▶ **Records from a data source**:
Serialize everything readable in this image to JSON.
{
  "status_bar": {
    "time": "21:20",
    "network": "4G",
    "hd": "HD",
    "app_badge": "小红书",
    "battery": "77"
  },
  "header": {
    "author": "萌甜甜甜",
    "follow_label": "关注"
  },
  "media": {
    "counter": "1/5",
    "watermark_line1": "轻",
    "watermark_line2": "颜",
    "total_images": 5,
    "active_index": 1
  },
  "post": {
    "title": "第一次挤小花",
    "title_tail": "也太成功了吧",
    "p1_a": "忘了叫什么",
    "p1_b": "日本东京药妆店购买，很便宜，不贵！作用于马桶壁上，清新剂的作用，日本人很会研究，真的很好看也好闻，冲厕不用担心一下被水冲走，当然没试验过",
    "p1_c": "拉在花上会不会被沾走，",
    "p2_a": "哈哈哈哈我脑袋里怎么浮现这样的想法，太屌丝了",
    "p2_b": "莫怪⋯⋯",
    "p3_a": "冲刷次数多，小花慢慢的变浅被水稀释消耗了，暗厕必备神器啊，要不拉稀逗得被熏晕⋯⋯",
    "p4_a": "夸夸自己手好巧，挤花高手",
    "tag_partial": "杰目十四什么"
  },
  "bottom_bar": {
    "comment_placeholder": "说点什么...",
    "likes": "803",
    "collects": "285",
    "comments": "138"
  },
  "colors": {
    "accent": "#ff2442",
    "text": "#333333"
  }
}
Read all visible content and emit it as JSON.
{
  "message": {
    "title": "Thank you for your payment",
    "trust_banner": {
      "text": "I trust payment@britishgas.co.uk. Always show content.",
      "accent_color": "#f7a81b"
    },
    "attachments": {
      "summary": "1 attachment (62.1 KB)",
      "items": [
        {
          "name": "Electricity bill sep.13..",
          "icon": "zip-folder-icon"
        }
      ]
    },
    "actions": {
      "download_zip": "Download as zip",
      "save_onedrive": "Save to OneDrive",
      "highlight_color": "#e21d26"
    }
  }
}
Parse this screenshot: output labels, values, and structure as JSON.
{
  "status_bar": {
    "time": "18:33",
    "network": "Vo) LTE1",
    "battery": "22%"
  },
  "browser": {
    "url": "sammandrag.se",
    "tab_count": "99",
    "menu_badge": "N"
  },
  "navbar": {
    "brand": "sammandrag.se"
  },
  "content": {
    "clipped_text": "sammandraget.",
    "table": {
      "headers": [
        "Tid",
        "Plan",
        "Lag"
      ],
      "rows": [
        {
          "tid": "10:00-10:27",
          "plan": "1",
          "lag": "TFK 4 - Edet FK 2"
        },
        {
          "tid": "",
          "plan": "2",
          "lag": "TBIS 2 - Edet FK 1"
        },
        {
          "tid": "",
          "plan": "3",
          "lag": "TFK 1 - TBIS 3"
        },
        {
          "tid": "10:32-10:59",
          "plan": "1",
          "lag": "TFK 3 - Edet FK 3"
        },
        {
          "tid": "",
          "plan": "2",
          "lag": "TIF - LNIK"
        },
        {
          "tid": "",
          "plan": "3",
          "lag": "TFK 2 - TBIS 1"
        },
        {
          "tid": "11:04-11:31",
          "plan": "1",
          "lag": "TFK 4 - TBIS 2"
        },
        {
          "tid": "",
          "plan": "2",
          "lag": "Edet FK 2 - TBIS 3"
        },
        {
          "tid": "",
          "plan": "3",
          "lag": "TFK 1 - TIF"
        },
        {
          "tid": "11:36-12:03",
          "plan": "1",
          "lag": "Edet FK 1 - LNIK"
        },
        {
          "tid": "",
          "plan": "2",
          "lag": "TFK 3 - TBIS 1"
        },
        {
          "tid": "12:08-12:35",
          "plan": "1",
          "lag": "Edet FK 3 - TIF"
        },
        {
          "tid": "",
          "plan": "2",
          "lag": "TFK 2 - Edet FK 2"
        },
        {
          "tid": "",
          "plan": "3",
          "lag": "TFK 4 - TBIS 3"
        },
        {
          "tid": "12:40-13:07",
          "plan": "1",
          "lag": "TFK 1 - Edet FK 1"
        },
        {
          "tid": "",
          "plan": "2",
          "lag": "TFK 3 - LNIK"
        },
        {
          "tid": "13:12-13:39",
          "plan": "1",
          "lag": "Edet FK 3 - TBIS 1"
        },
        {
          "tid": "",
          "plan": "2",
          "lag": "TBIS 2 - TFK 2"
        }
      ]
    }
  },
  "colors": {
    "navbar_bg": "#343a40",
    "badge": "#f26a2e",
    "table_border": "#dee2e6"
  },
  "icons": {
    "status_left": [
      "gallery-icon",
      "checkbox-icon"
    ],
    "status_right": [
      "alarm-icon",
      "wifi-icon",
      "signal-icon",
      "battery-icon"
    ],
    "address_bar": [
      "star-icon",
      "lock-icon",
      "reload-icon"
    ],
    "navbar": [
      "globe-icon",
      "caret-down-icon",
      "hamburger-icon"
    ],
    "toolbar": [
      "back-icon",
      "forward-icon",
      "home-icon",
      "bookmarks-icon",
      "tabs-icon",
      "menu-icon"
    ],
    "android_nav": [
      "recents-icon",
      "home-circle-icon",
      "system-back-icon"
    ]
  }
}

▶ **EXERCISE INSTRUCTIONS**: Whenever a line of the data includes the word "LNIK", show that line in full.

▶ **RESPONSE TO THE EXERCISE**:
          "lag": "TIF - LNIK"
          "lag": "Edet FK 1 - LNIK"
          "lag": "TFK 3 - LNIK"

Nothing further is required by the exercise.